RadRover 5 is a phenomenal fat-tire e-bike that offers a lot for the money.
However, there’s always room for improvement which is why Rad Power Bikes has built the upgraded RadRover 6 Plus.
The new model is based on the old one, but it features some important updates that make it even better.
The motor and the battery have the same power and capacity, but the motor is now better tuned for easier climbing and the battery is semi-integrated into the down tube.
RadRover 6 Plus also has powerful and responsive hydraulic disc brakes with adjustable lever clearance. The display and the user interface have undergone a makeover as well, so now they look more modern and a lot more intuitive than before.
Last but not least, the company also tweaked the bike’s geometry a bit, making it more suitable for shorter riders to enjoy the new RadRover 6.
If you like the sound of these improvements, the new model will cost you $300 more than the old one, but that upcharge in price comes with a lot of added value.

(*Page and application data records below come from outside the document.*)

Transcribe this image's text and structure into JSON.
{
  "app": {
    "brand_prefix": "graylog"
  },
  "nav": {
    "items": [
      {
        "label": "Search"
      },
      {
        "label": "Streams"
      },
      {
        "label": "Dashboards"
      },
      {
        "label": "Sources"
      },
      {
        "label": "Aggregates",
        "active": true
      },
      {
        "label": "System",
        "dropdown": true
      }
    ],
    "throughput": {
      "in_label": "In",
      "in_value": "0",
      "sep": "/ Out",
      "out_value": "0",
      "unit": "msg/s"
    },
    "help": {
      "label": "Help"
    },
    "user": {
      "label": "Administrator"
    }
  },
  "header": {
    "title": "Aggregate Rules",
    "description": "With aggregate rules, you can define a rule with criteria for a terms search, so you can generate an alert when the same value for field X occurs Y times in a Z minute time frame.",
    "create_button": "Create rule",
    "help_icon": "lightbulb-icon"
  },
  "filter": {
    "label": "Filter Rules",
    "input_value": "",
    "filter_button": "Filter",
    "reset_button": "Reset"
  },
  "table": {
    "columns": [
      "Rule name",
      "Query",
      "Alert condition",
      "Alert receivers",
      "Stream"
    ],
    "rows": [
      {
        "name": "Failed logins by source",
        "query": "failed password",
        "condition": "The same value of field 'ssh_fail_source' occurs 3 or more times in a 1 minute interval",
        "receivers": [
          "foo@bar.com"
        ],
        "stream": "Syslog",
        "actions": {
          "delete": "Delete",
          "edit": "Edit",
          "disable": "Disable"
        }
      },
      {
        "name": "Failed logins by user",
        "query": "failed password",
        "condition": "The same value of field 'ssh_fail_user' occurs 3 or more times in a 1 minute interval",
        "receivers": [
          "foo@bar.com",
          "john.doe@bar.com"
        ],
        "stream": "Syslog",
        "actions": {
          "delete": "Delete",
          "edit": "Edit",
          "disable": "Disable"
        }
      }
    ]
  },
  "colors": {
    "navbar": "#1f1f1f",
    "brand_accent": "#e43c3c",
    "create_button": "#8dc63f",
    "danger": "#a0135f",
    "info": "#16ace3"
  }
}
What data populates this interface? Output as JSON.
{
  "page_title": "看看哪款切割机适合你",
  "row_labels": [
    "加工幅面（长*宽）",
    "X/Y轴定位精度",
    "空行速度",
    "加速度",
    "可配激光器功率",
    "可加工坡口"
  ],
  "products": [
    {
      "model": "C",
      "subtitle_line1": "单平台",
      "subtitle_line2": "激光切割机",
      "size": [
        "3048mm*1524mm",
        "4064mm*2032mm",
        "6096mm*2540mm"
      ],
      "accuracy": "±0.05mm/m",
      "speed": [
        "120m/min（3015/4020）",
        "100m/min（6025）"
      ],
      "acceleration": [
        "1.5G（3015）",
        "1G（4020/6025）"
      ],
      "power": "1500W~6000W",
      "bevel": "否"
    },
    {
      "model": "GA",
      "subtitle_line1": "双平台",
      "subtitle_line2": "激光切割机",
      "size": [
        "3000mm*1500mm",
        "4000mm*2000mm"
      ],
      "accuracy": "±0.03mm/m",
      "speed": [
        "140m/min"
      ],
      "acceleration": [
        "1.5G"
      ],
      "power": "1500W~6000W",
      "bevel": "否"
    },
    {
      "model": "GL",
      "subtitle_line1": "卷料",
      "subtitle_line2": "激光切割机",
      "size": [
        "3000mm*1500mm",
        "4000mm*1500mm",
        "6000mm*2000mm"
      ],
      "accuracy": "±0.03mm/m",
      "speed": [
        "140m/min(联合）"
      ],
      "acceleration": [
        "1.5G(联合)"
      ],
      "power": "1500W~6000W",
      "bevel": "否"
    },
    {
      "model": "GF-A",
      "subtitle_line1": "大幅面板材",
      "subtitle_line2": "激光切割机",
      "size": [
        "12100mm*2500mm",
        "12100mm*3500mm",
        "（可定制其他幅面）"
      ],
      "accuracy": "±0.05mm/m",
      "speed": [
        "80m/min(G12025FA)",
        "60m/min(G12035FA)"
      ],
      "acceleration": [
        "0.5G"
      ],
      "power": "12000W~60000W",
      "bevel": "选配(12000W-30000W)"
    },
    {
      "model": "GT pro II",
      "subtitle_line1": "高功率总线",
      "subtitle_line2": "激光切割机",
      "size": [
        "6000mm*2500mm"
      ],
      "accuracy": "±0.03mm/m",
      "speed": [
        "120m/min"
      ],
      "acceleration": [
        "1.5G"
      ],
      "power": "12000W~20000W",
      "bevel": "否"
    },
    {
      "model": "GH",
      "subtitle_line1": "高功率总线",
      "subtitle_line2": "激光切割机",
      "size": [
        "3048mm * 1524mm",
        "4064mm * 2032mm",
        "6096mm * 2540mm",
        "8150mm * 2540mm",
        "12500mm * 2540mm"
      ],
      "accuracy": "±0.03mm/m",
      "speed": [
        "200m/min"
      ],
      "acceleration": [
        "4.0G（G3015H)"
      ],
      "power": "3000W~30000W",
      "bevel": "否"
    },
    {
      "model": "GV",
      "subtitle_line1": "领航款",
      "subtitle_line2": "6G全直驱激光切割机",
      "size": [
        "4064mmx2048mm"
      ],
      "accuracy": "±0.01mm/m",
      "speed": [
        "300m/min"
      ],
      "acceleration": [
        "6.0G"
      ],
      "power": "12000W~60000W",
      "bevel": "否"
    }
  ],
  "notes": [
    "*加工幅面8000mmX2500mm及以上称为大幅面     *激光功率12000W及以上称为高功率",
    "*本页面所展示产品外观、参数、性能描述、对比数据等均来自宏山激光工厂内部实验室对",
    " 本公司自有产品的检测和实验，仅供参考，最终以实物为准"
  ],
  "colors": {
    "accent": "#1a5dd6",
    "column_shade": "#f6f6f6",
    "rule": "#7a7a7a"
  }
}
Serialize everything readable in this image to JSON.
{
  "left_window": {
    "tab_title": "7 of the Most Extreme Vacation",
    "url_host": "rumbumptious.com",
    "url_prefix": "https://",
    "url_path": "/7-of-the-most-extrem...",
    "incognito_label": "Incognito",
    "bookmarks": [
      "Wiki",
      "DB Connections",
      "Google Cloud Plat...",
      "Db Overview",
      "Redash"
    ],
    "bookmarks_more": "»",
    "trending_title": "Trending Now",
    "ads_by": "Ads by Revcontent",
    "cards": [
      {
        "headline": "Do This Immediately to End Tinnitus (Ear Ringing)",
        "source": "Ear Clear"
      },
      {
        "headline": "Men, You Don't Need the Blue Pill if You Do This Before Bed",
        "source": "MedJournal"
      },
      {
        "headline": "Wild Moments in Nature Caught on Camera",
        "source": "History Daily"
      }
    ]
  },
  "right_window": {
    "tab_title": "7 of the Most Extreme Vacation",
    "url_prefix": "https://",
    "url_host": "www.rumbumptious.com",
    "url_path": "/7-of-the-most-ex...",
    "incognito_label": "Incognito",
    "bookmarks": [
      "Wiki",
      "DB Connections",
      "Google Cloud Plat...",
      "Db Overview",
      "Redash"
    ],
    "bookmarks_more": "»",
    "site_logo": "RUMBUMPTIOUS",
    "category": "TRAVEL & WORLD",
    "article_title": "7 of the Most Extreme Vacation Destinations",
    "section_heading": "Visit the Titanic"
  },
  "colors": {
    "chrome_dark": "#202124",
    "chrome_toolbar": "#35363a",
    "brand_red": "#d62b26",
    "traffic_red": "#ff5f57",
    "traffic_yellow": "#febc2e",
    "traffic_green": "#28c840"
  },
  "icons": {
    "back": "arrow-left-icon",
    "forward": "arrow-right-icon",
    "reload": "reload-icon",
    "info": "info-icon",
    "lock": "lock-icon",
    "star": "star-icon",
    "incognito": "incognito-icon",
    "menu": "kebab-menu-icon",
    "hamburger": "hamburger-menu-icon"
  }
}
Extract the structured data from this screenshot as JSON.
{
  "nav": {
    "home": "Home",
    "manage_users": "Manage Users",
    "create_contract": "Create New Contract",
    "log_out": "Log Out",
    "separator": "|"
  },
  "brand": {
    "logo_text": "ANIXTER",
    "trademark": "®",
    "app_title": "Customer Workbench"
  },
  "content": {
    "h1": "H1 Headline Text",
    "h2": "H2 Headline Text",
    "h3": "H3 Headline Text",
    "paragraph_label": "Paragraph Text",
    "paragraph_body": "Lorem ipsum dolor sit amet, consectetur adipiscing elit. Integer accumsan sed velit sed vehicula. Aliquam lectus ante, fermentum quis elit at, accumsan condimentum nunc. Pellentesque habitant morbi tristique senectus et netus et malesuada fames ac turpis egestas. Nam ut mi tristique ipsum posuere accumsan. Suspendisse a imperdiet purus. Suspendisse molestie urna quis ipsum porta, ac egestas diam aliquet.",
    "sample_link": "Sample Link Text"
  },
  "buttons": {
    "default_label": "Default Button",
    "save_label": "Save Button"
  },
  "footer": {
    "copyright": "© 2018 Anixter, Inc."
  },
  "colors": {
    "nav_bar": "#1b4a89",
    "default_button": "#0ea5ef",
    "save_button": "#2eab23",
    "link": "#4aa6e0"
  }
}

After ordering a RadRover 6 at the end of October, the bike arrived partially assembled in early November. Overall, that’s a pretty quick shipping turnaround, especially considering the Covid-induced shortages that affect other brands.
Building the bike isn’t complicated at all, as you only need to attach a few parts, such as the front wheel, handlebar, headlight, pedals, and front fender. Plus, you get all the necessary tools to do it yourself.
The process is explained well in the manual you get with the package, but I recommend following this video instruction on Rad Power Bikes’ YouTube channel. In my case, the rear derailleur needed some adjusting, but if you’re not confident you can take the bike to a local bike shop, which Rad Power will cover the cost of.
Overall, the bike is a joy to ride, the tires feel stable and very comfortable, and the motor definitely doesn’t lack power. It easily makes it up and over all of the easy and moderate hills in my area, with a maximum speed of around 25 mph.
The bike is heavy at around 75 pounds, but you only feel it if you try to lift it. When going for a ride, it doesn’t feel awkward or unwieldy; on the contrary, my impression is that the additional weight makes it feel solid and sturdy at high speeds.
All in all, I’ve been very happy with how RadRover 6 rides so far. I felt excited every time the weather allowed me to take it out for a spin around the neighborhood or to the grocery store.
RadRover 5 costs $1,599 and you can order it online, on the company’s website. This price makes it an affordable entry-level electric bicycle. The stock version has some accessories such as fenders and lights, but you can also get a front and rear rack which would increase the price slightly.
RadRover 5 has a 20 MPH maximum assisted speed, as it ships as a class 2 electric bicycle. However, you can increase it to 25 MPH in the settings of the LCD display. You can always go faster than that by pedaling after the motor cuts off.
RadRover 5 is an entry-level electric fat bike with a solid list of components and a quality build. It’s excellent for casual riders who are looking for an affordable way into the expanding world of e-bike riding. Despite the low price, it offers a well-rounded package and excellent performance.
Over the last couple of weeks during which I was testing it, RadRover 5 has become one of my all-time favorite e-bikes. It’s not the fastest, the lightest, or the prettiest, but it is a seriously fun, simple, and capable machine.
I enjoyed how unstoppable this bike felt no matter in which direction I pointed it. It’s easy to ride and it’s very comfortable. Plus, the 750W motor supplements your legs with more than enough power to enjoy even very steep hills.
If you’re looking for a way to jump on the e-bike bandwagon without breaking the bank, you won’t go wrong by choosing Rad Power Bikes’ RadRover 5.